--- START ---
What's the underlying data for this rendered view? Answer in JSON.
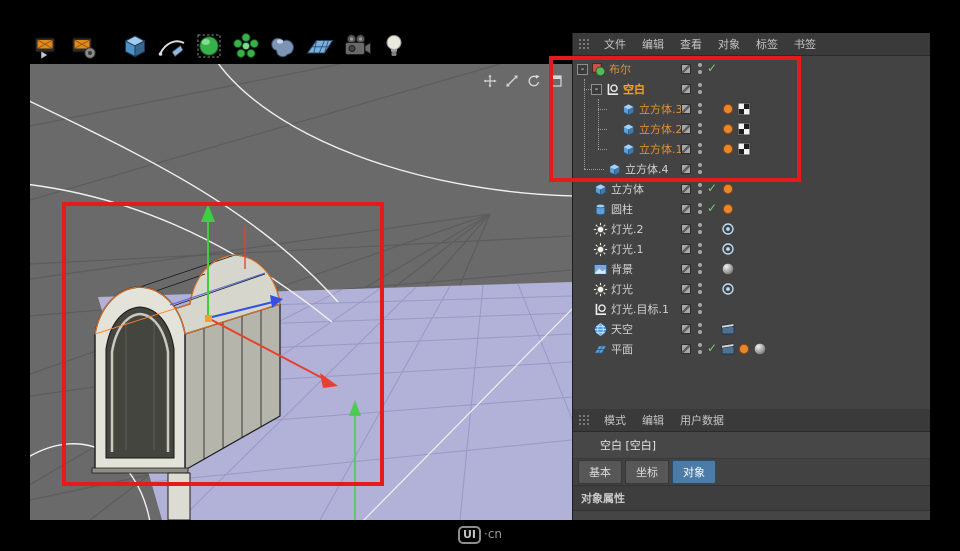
{
  "colors": {
    "annotation": "#e51b1b",
    "selected-orange": "#ffa21e",
    "object-orange": "#e0913c",
    "axis-x": "#e8402e",
    "axis-y": "#3ecf3e",
    "axis-z": "#3450e0",
    "floor-purple": "#b2b1d8",
    "tab-active": "#4d7ba8"
  },
  "toolbar": {
    "icons": [
      {
        "id": "render-view",
        "name": "render-view-icon",
        "glyph": "render1",
        "gap_after": false
      },
      {
        "id": "render-settings",
        "name": "render-settings-icon",
        "glyph": "render2",
        "gap_after": true
      },
      {
        "id": "cube",
        "name": "cube-tool-icon",
        "glyph": "cube",
        "gap_after": false
      },
      {
        "id": "pen",
        "name": "pen-tool-icon",
        "glyph": "pen",
        "gap_after": false
      },
      {
        "id": "subdivision",
        "name": "subdivision-surface-icon",
        "glyph": "subdiv",
        "gap_after": false
      },
      {
        "id": "array",
        "name": "array-tool-icon",
        "glyph": "array",
        "gap_after": false
      },
      {
        "id": "metaball",
        "name": "metaball-tool-icon",
        "glyph": "metaball",
        "gap_after": false
      },
      {
        "id": "floor",
        "name": "floor-tool-icon",
        "glyph": "floor",
        "gap_after": false
      },
      {
        "id": "camera",
        "name": "camera-tool-icon",
        "glyph": "camera",
        "gap_after": false
      },
      {
        "id": "light",
        "name": "light-tool-icon",
        "glyph": "bulb",
        "gap_after": false
      }
    ]
  },
  "viewport": {
    "controls": [
      {
        "id": "pan",
        "name": "pan-view-icon",
        "glyph": "pan"
      },
      {
        "id": "zoom",
        "name": "zoom-view-icon",
        "glyph": "zoom"
      },
      {
        "id": "rotate",
        "name": "rotate-view-icon",
        "glyph": "rotate"
      },
      {
        "id": "maximize",
        "name": "maximize-view-icon",
        "glyph": "maximize"
      }
    ]
  },
  "object_manager": {
    "menu_items": [
      {
        "id": "file",
        "label": "文件"
      },
      {
        "id": "edit",
        "label": "编辑"
      },
      {
        "id": "view",
        "label": "查看"
      },
      {
        "id": "objects",
        "label": "对象"
      },
      {
        "id": "tags",
        "label": "标签"
      },
      {
        "id": "bookmarks",
        "label": "书签"
      }
    ],
    "rows": [
      {
        "id": "boole",
        "label": "布尔",
        "depth": 0,
        "icon": "boole",
        "style": "orange",
        "expander": true,
        "state": "check",
        "tags": []
      },
      {
        "id": "null",
        "label": "空白",
        "depth": 1,
        "icon": "null",
        "style": "selected",
        "expander": true,
        "state": null,
        "tags": []
      },
      {
        "id": "cube-3",
        "label": "立方体.3",
        "depth": 2,
        "icon": "cube",
        "style": "orange",
        "expander": false,
        "state": null,
        "tags": [
          "dot",
          "checker"
        ]
      },
      {
        "id": "cube-2",
        "label": "立方体.2",
        "depth": 2,
        "icon": "cube",
        "style": "orange",
        "expander": false,
        "state": null,
        "tags": [
          "dot",
          "checker"
        ]
      },
      {
        "id": "cube-1",
        "label": "立方体.1",
        "depth": 2,
        "icon": "cube",
        "style": "orange",
        "expander": false,
        "state": null,
        "tags": [
          "dot",
          "checker"
        ]
      },
      {
        "id": "cube-4",
        "label": "立方体.4",
        "depth": 1,
        "icon": "cube",
        "style": "normal",
        "expander": false,
        "state": null,
        "tags": []
      },
      {
        "id": "cube",
        "label": "立方体",
        "depth": 0,
        "icon": "cube",
        "style": "normal",
        "expander": false,
        "state": "check",
        "tags": [
          "dot"
        ]
      },
      {
        "id": "cylinder",
        "label": "圆柱",
        "depth": 0,
        "icon": "cylinder",
        "style": "normal",
        "expander": false,
        "state": "check",
        "tags": [
          "dot"
        ]
      },
      {
        "id": "light-2",
        "label": "灯光.2",
        "depth": 0,
        "icon": "light",
        "style": "normal",
        "expander": false,
        "state": null,
        "tags": [
          "target"
        ]
      },
      {
        "id": "light-1",
        "label": "灯光.1",
        "depth": 0,
        "icon": "light",
        "style": "normal",
        "expander": false,
        "state": null,
        "tags": [
          "target"
        ]
      },
      {
        "id": "background",
        "label": "背景",
        "depth": 0,
        "icon": "background",
        "style": "normal",
        "expander": false,
        "state": null,
        "tags": [
          "sphere"
        ]
      },
      {
        "id": "light",
        "label": "灯光",
        "depth": 0,
        "icon": "light",
        "style": "normal",
        "expander": false,
        "state": null,
        "tags": [
          "target"
        ]
      },
      {
        "id": "light-target-1",
        "label": "灯光.目标.1",
        "depth": 0,
        "icon": "null",
        "style": "normal",
        "expander": false,
        "state": null,
        "tags": []
      },
      {
        "id": "sky",
        "label": "天空",
        "depth": 0,
        "icon": "sky",
        "style": "normal",
        "expander": false,
        "state": null,
        "tags": [
          "film"
        ]
      },
      {
        "id": "plane",
        "label": "平面",
        "depth": 0,
        "icon": "plane",
        "style": "normal",
        "expander": false,
        "state": "check",
        "tags": [
          "film",
          "dot",
          "sphere"
        ]
      }
    ]
  },
  "attributes": {
    "menu_items": [
      {
        "id": "mode",
        "label": "模式"
      },
      {
        "id": "edit",
        "label": "编辑"
      },
      {
        "id": "user-data",
        "label": "用户数据"
      }
    ],
    "object_label": "空白 [空白]",
    "tabs": [
      {
        "id": "basic",
        "label": "基本",
        "active": false
      },
      {
        "id": "coordinates",
        "label": "坐标",
        "active": false
      },
      {
        "id": "object",
        "label": "对象",
        "active": true
      }
    ],
    "section_title": "对象属性"
  },
  "watermark": {
    "logo": "UI",
    "suffix": "·cn"
  }
}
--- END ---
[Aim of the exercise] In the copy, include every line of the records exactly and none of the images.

[Expected output]
What's the underlying data for this rendered view? Answer in JSON.
{
  "colors": {
    "annotation": "#e51b1b",
    "selected-orange": "#ffa21e",
    "object-orange": "#e0913c",
    "axis-x": "#e8402e",
    "axis-y": "#3ecf3e",
    "axis-z": "#3450e0",
    "floor-purple": "#b2b1d8",
    "tab-active": "#4d7ba8"
  },
  "toolbar": {
    "icons": [
      {
        "id": "render-view",
        "name": "render-view-icon",
        "glyph": "render1",
        "gap_after": false
      },
      {
        "id": "render-settings",
        "name": "render-settings-icon",
        "glyph": "render2",
        "gap_after": true
      },
      {
        "id": "cube",
        "name": "cube-tool-icon",
        "glyph": "cube",
        "gap_after": false
      },
      {
        "id": "pen",
        "name": "pen-tool-icon",
        "glyph": "pen",
        "gap_after": false
      },
      {
        "id": "subdivision",
        "name": "subdivision-surface-icon",
        "glyph": "subdiv",
        "gap_after": false
      },
      {
        "id": "array",
        "name": "array-tool-icon",
        "glyph": "array",
        "gap_after": false
      },
      {
        "id": "metaball",
        "name": "metaball-tool-icon",
        "glyph": "metaball",
        "gap_after": false
      },
      {
        "id": "floor",
        "name": "floor-tool-icon",
        "glyph": "floor",
        "gap_after": false
      },
      {
        "id": "camera",
        "name": "camera-tool-icon",
        "glyph": "camera",
        "gap_after": false
      },
      {
        "id": "light",
        "name": "light-tool-icon",
        "glyph": "bulb",
        "gap_after": false
      }
    ]
  },
  "viewport": {
    "controls": [
      {
        "id": "pan",
        "name": "pan-view-icon",
        "glyph": "pan"
      },
      {
        "id": "zoom",
        "name": "zoom-view-icon",
        "glyph": "zoom"
      },
      {
        "id": "rotate",
        "name": "rotate-view-icon",
        "glyph": "rotate"
      },
      {
        "id": "maximize",
        "name": "maximize-view-icon",
        "glyph": "maximize"
      }
    ]
  },
  "object_manager": {
    "menu_items": [
      {
        "id": "file",
        "label": "文件"
      },
      {
        "id": "edit",
        "label": "编辑"
      },
      {
        "id": "view",
        "label": "查看"
      },
      {
        "id": "objects",
        "label": "对象"
      },
      {
        "id": "tags",
        "label": "标签"
      },
      {
        "id": "bookmarks",
        "label": "书签"
      }
    ],
    "rows": [
      {
        "id": "boole",
        "label": "布尔",
        "depth": 0,
        "icon": "boole",
        "style": "orange",
        "expander": true,
        "state": "check",
        "tags": []
      },
      {
        "id": "null",
        "label": "空白",
        "depth": 1,
        "icon": "null",
        "style": "selected",
        "expander": true,
        "state": null,
        "tags": []
      },
      {
        "id": "cube-3",
        "label": "立方体.3",
        "depth": 2,
        "icon": "cube",
        "style": "orange",
        "expander": false,
        "state": null,
        "tags": [
          "dot",
          "checker"
        ]
      },
      {
        "id": "cube-2",
        "label": "立方体.2",
        "depth": 2,
        "icon": "cube",
        "style": "orange",
        "expander": false,
        "state": null,
        "tags": [
          "dot",
          "checker"
        ]
      },
      {
        "id": "cube-1",
        "label": "立方体.1",
        "depth": 2,
        "icon": "cube",
        "style": "orange",
        "expander": false,
        "state": null,
        "tags": [
          "dot",
          "checker"
        ]
      },
      {
        "id": "cube-4",
        "label": "立方体.4",
        "depth": 1,
        "icon": "cube",
        "style": "normal",
        "expander": false,
        "state": null,
        "tags": []
      },
      {
        "id": "cube",
        "label": "立方体",
        "depth": 0,
        "icon": "cube",
        "style": "normal",
        "expander": false,
        "state": "check",
        "tags": [
          "dot"
        ]
      },
      {
        "id": "cylinder",
        "label": "圆柱",
        "depth": 0,
        "icon": "cylinder",
        "style": "normal",
        "expander": false,
        "state": "check",
        "tags": [
          "dot"
        ]
      },
      {
        "id": "light-2",
        "label": "灯光.2",
        "depth": 0,
        "icon": "light",
        "style": "normal",
        "expander": false,
        "state": null,
        "tags": [
          "target"
        ]
      },
      {
        "id": "light-1",
        "label": "灯光.1",
        "depth": 0,
        "icon": "light",
        "style": "normal",
        "expander": false,
        "state": null,
        "tags": [
          "target"
        ]
      },
      {
        "id": "background",
        "label": "背景",
        "depth": 0,
        "icon": "background",
        "style": "normal",
        "expander": false,
        "state": null,
        "tags": [
          "sphere"
        ]
      },
      {
        "id": "light",
        "label": "灯光",
        "depth": 0,
        "icon": "light",
        "style": "normal",
        "expander": false,
        "state": null,
        "tags": [
          "target"
        ]
      },
      {
        "id": "light-target-1",
        "label": "灯光.目标.1",
        "depth": 0,
        "icon": "null",
        "style": "normal",
        "expander": false,
        "state": null,
        "tags": []
      },
      {
        "id": "sky",
        "label": "天空",
        "depth": 0,
        "icon": "sky",
        "style": "normal",
        "expander": false,
        "state": null,
        "tags": [
          "film"
        ]
      },
      {
        "id": "plane",
        "label": "平面",
        "depth": 0,
        "icon": "plane",
        "style": "normal",
        "expander": false,
        "state": "check",
        "tags": [
          "film",
          "dot",
          "sphere"
        ]
      }
    ]
  },
  "attributes": {
    "menu_items": [
      {
        "id": "mode",
        "label": "模式"
      },
      {
        "id": "edit",
        "label": "编辑"
      },
      {
        "id": "user-data",
        "label": "用户数据"
      }
    ],
    "object_label": "空白 [空白]",
    "tabs": [
      {
        "id": "basic",
        "label": "基本",
        "active": false
      },
      {
        "id": "coordinates",
        "label": "坐标",
        "active": false
      },
      {
        "id": "object",
        "label": "对象",
        "active": true
      }
    ],
    "section_title": "对象属性"
  },
  "watermark": {
    "logo": "UI",
    "suffix": "·cn"
  }
}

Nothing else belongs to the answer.